Your objective: What number of lines in the entries below include the string "text"? Respond with that number alone.

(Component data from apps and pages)
**********

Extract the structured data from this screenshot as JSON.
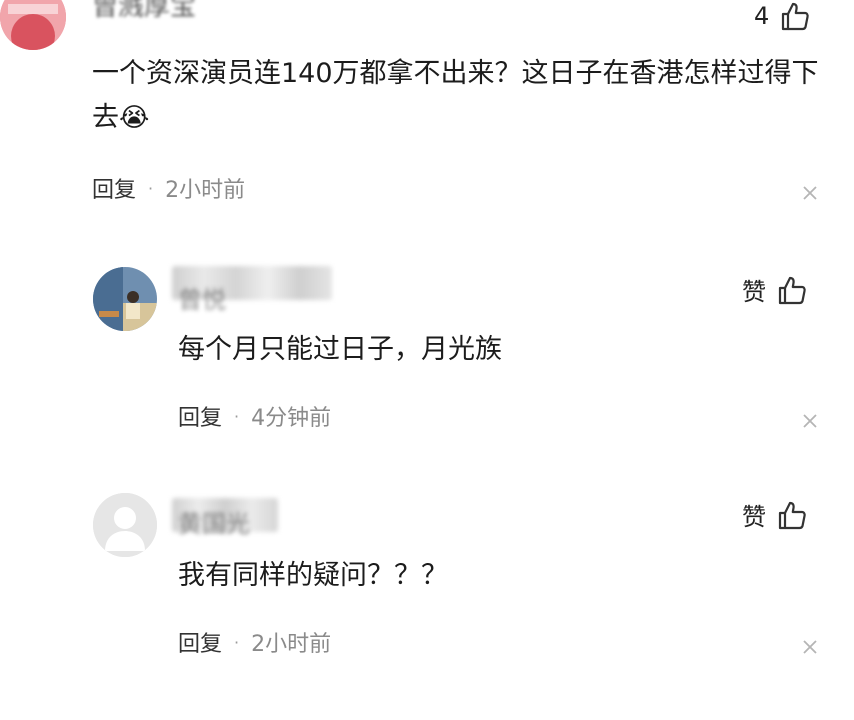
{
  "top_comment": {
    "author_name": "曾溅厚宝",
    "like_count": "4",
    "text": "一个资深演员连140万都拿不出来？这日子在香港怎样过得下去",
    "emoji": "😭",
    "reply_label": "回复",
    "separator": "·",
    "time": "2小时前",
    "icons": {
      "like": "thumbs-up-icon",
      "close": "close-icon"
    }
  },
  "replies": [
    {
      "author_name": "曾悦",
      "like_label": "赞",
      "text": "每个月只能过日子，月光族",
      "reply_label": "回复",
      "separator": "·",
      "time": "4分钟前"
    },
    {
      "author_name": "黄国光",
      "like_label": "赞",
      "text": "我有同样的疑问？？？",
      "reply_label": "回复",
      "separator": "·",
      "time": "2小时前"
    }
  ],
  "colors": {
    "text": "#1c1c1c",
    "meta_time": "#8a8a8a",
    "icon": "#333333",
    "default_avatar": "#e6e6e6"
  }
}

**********

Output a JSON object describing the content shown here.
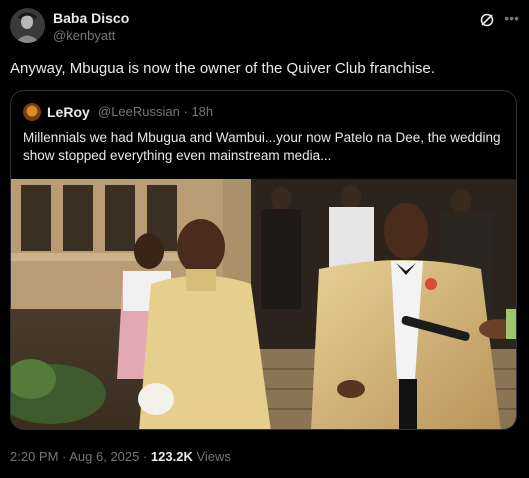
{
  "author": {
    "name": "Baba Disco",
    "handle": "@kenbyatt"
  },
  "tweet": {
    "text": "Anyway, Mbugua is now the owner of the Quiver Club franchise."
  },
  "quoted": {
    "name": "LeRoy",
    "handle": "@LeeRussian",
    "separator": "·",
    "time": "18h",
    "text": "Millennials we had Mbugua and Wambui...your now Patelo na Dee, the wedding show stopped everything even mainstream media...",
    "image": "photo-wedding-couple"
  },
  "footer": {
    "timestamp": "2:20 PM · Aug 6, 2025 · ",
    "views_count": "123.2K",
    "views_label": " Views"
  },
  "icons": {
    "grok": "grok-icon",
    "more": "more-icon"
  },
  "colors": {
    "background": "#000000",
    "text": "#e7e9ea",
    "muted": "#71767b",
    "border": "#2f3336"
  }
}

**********

Task output: 7